Saturday, October 17, 2009

Emily capelet!

Sorry, but I have to gush a little: I fell in love with this capelet as soon as I saw Ysolda tweeting about it. It's so elegant and neo-Victorian, and the attention to detail is really fantastic—the short-row shaping, the intricate cable and scalloped lace, the built-in i-cord edging around the neck. Knitted it to go with this awesome green dress, which I'm wearing to two weddings this year. I was hoping for better pictures, but the weather's been terrible lately, so I just snapped these before I headed off to Jenny and Greg's wedding tonight.

Pattern: Emily Capelet by Ysolda
Yarn: Lana Grossa Chiara, ~ 2.25 balls in color #21, purchased from Woolbearers.
Needles: #9s
Raveled: here.

The pattern calls for 'heavy fingering to light worsted' and Chiara is a DK weight (perfect, you would think), but my gauge was too fine, so I cast on 68 stitches (instead of 52) to get the same length (13"). The yarn is marvelously soft and fuzzy (it sheds a lot, but that's okay), but I still can't figure out what color it is. It was a pale green (so I thought) when I bought it, but as soon as I got it out of the shop and took a ball out of the bag to fondle it again in natural light, it seemed gold, not green at all. Fortunately there's some bronze-ish beading on the bodice of this dress, so it's complementary no matter which color it is.
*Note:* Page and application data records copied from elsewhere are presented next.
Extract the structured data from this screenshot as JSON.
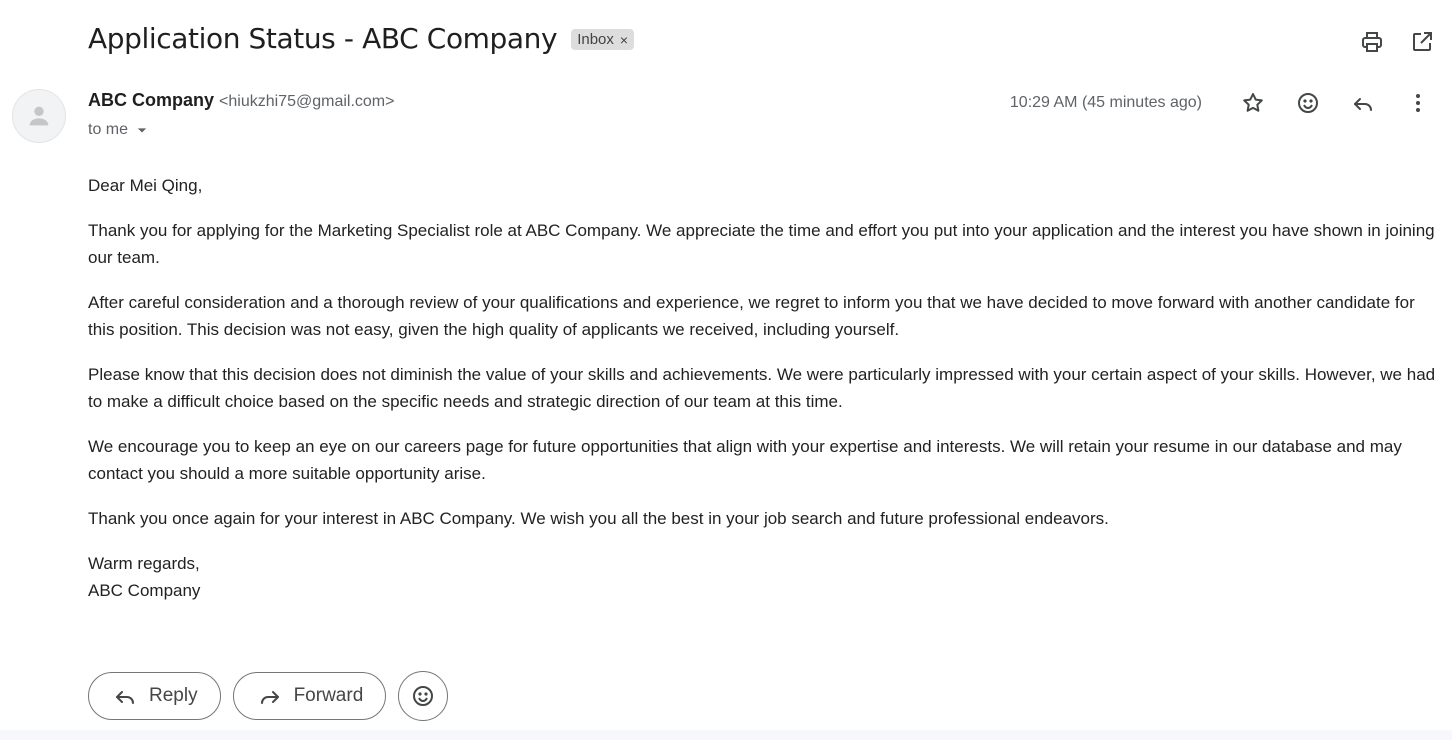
{
  "email": {
    "subject": "Application Status - ABC Company",
    "label": "Inbox",
    "label_remove": "×",
    "sender_name": "ABC Company",
    "sender_email": "<hiukzhi75@gmail.com>",
    "to": "to me",
    "timestamp": "10:29 AM (45 minutes ago)",
    "body": {
      "greeting": "Dear Mei Qing,",
      "p1": "Thank you for applying for the Marketing Specialist role at ABC Company. We appreciate the time and effort you put into your application and the interest you have shown in joining our team.",
      "p2": "After careful consideration and a thorough review of your qualifications and experience, we regret to inform you that we have decided to move forward with another candidate for this position. This decision was not easy, given the high quality of applicants we received, including yourself.",
      "p3": "Please know that this decision does not diminish the value of your skills and achievements. We were particularly impressed with your certain aspect of your skills. However, we had to make a difficult choice based on the specific needs and strategic direction of our team at this time.",
      "p4": "We encourage you to keep an eye on our careers page for future opportunities that align with your expertise and interests. We will retain your resume in our database and may contact you should a more suitable opportunity arise.",
      "p5": "Thank you once again for your interest in ABC Company. We wish you all the best in your job search and future professional endeavors.",
      "closing": "Warm regards,",
      "signature": "ABC Company"
    }
  },
  "actions": {
    "reply_label": "Reply",
    "forward_label": "Forward"
  },
  "icons": {
    "print": "print-icon",
    "open_new": "open-in-new-window-icon",
    "star": "star-icon",
    "emoji": "emoji-icon",
    "reply": "reply-icon",
    "more": "more-vertical-icon"
  },
  "colors": {
    "icon": "#444746",
    "muted_text": "#5f6368",
    "chip_bg": "#dddddd"
  }
}
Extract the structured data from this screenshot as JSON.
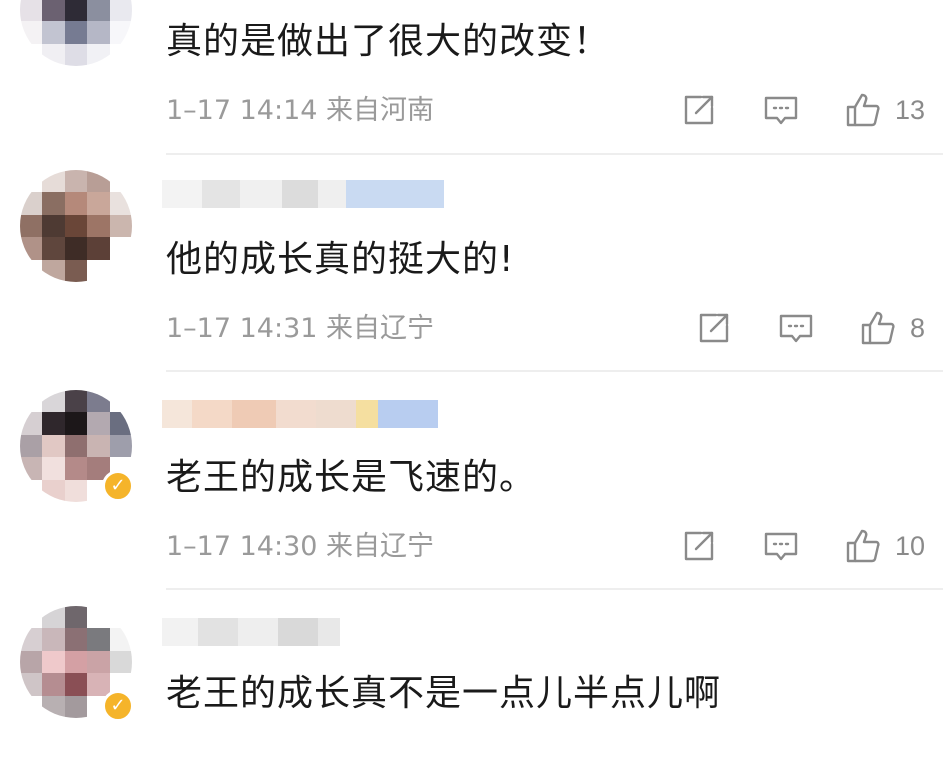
{
  "comments": [
    {
      "text": "真的是做出了很大的改变！",
      "meta": "1–17 14:14  来自河南",
      "likes": "13",
      "verified": false
    },
    {
      "text": "他的成长真的挺大的!",
      "meta": "1–17 14:31  来自辽宁",
      "likes": "8",
      "verified": false
    },
    {
      "text": "老王的成长是飞速的。",
      "meta": "1–17 14:30  来自辽宁",
      "likes": "10",
      "verified": true
    },
    {
      "text": "老王的成长真不是一点儿半点儿啊",
      "meta": "",
      "likes": "",
      "verified": true
    }
  ],
  "icons": {
    "share": "share-icon",
    "reply": "reply-icon",
    "like": "like-icon",
    "verified": "verified-badge-icon"
  },
  "colors": {
    "text": "#1a1a1a",
    "meta": "#9a9a9a",
    "divider": "#eeeeee",
    "verified": "#f5b42a"
  }
}
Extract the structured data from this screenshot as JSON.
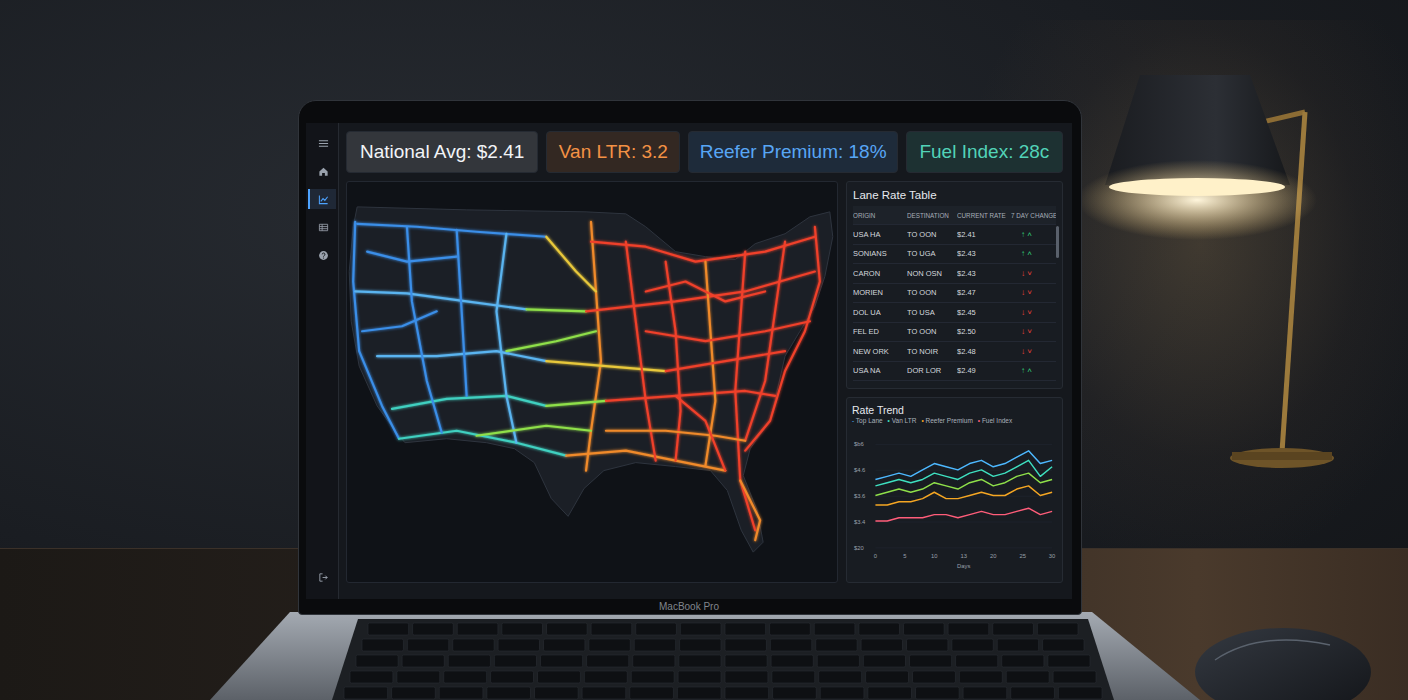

And I happened to have three adorable little buttons left over from Mamacita's 2008 Christmas present, so it's even a bit of a make-do-and-mend.

I was chatting to Jenny's friend Brenda at the wedding, and she said I looked like a character out of a Brontë novel. I love it!

Friday, October 16, 2009


Last weekend I went apple-picking with Angela, Matt, Kelly and Jeff at the Warwick Valley Winery.

We got cider (I had raspberry, yum!) and took our cups into the orchard for some one-handed picking. (Kelly also picked up a bottle of pear liqueur, which unfortunately tasted like turpentine, or maybe rubbing alcohol. However we described it at the time was very hilarious to me, but unfortunately I can't remember what it was. A couple pints of cider makes one very merry, but rather forgetful.)

We spent the night at Matt's family cabin in Highland Lakes in Sussex County, which is an absolutely gorgeous part of New Jersey— especially with all the fall foliage—and Kelly was finally forced to stop calling it "Dirty Jerz." Bwahahaha!

We got to the cabin late in the afternoon, and went for a walk by the lake.

There was a wedding going on in the clubhouse, and we considered crashing it, but contented ourselves with frolicking on the tiny beach:

(What a ham.)

(The view from the road.)

Things I neglected to take pictures of: inside the oh-so-cozy cabin, with an old wood-burning stove; apple pie and apple turnovers; rock-climbing in Montclair on Sunday afternoon (or attempted rock-climbing, in my case. I wimped out of climbing and only rappelled down, while Kelly kicked butt both up and down, and Matt and Angela of course made it look easy-peasy.)

One more awesome thing: Matt's grandmother's collection of owl figurines.